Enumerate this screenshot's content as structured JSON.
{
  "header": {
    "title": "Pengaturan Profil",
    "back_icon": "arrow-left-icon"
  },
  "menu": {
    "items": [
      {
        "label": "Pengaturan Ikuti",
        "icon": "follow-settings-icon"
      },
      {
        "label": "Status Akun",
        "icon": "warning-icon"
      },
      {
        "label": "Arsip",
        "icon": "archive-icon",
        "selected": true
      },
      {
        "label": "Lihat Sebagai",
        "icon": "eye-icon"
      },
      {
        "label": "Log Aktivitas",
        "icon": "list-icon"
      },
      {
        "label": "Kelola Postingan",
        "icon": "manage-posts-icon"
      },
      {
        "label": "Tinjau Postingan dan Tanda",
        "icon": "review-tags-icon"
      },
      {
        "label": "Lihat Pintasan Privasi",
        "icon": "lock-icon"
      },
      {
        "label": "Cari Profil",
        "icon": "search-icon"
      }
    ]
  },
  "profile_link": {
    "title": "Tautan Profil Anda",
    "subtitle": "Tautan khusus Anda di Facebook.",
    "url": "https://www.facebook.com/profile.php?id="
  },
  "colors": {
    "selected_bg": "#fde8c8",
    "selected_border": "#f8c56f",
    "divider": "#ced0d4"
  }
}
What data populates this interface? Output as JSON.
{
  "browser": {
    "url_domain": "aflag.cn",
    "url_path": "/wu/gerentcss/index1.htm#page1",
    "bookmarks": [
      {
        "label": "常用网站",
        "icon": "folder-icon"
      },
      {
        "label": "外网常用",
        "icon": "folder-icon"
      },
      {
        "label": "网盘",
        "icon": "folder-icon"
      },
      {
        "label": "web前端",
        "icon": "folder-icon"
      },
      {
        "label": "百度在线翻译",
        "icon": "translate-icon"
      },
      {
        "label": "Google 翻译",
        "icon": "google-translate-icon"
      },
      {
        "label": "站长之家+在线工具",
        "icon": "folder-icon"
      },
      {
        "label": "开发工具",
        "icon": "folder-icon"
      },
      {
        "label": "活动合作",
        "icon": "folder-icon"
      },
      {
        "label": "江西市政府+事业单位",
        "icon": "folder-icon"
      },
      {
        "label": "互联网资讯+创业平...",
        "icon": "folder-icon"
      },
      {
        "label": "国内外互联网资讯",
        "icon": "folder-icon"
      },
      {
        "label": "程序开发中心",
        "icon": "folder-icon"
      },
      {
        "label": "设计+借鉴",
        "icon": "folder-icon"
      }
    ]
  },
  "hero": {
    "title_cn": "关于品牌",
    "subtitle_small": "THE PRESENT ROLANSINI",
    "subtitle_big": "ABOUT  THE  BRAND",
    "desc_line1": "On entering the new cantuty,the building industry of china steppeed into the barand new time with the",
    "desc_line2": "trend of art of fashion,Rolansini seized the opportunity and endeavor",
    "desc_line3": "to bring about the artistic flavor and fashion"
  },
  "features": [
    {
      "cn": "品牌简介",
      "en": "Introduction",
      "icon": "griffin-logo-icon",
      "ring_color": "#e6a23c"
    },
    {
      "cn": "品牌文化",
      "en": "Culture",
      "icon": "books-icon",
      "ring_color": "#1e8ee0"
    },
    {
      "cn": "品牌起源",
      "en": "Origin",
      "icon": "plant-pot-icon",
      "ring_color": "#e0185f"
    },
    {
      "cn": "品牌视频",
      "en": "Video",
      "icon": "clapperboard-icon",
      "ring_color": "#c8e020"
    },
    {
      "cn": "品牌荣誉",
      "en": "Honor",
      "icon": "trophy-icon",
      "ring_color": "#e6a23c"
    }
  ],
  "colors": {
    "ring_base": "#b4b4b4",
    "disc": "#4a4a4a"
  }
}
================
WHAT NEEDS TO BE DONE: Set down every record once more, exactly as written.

RESPONSE TO THIS EXERCISE:
Enumerate this screenshot's content as structured JSON.
{
  "header": {
    "title": "Pengaturan Profil",
    "back_icon": "arrow-left-icon"
  },
  "menu": {
    "items": [
      {
        "label": "Pengaturan Ikuti",
        "icon": "follow-settings-icon"
      },
      {
        "label": "Status Akun",
        "icon": "warning-icon"
      },
      {
        "label": "Arsip",
        "icon": "archive-icon",
        "selected": true
      },
      {
        "label": "Lihat Sebagai",
        "icon": "eye-icon"
      },
      {
        "label": "Log Aktivitas",
        "icon": "list-icon"
      },
      {
        "label": "Kelola Postingan",
        "icon": "manage-posts-icon"
      },
      {
        "label": "Tinjau Postingan dan Tanda",
        "icon": "review-tags-icon"
      },
      {
        "label": "Lihat Pintasan Privasi",
        "icon": "lock-icon"
      },
      {
        "label": "Cari Profil",
        "icon": "search-icon"
      }
    ]
  },
  "profile_link": {
    "title": "Tautan Profil Anda",
    "subtitle": "Tautan khusus Anda di Facebook.",
    "url": "https://www.facebook.com/profile.php?id="
  },
  "colors": {
    "selected_bg": "#fde8c8",
    "selected_border": "#f8c56f",
    "divider": "#ced0d4"
  }
}
What data populates this interface? Output as JSON.
{
  "browser": {
    "url_domain": "aflag.cn",
    "url_path": "/wu/gerentcss/index1.htm#page1",
    "bookmarks": [
      {
        "label": "常用网站",
        "icon": "folder-icon"
      },
      {
        "label": "外网常用",
        "icon": "folder-icon"
      },
      {
        "label": "网盘",
        "icon": "folder-icon"
      },
      {
        "label": "web前端",
        "icon": "folder-icon"
      },
      {
        "label": "百度在线翻译",
        "icon": "translate-icon"
      },
      {
        "label": "Google 翻译",
        "icon": "google-translate-icon"
      },
      {
        "label": "站长之家+在线工具",
        "icon": "folder-icon"
      },
      {
        "label": "开发工具",
        "icon": "folder-icon"
      },
      {
        "label": "活动合作",
        "icon": "folder-icon"
      },
      {
        "label": "江西市政府+事业单位",
        "icon": "folder-icon"
      },
      {
        "label": "互联网资讯+创业平...",
        "icon": "folder-icon"
      },
      {
        "label": "国内外互联网资讯",
        "icon": "folder-icon"
      },
      {
        "label": "程序开发中心",
        "icon": "folder-icon"
      },
      {
        "label": "设计+借鉴",
        "icon": "folder-icon"
      }
    ]
  },
  "hero": {
    "title_cn": "关于品牌",
    "subtitle_small": "THE PRESENT ROLANSINI",
    "subtitle_big": "ABOUT  THE  BRAND",
    "desc_line1": "On entering the new cantuty,the building industry of china steppeed into the barand new time with the",
    "desc_line2": "trend of art of fashion,Rolansini seized the opportunity and endeavor",
    "desc_line3": "to bring about the artistic flavor and fashion"
  },
  "features": [
    {
      "cn": "品牌简介",
      "en": "Introduction",
      "icon": "griffin-logo-icon",
      "ring_color": "#e6a23c"
    },
    {
      "cn": "品牌文化",
      "en": "Culture",
      "icon": "books-icon",
      "ring_color": "#1e8ee0"
    },
    {
      "cn": "品牌起源",
      "en": "Origin",
      "icon": "plant-pot-icon",
      "ring_color": "#e0185f"
    },
    {
      "cn": "品牌视频",
      "en": "Video",
      "icon": "clapperboard-icon",
      "ring_color": "#c8e020"
    },
    {
      "cn": "品牌荣誉",
      "en": "Honor",
      "icon": "trophy-icon",
      "ring_color": "#e6a23c"
    }
  ],
  "colors": {
    "ring_base": "#b4b4b4",
    "disc": "#4a4a4a"
  }
}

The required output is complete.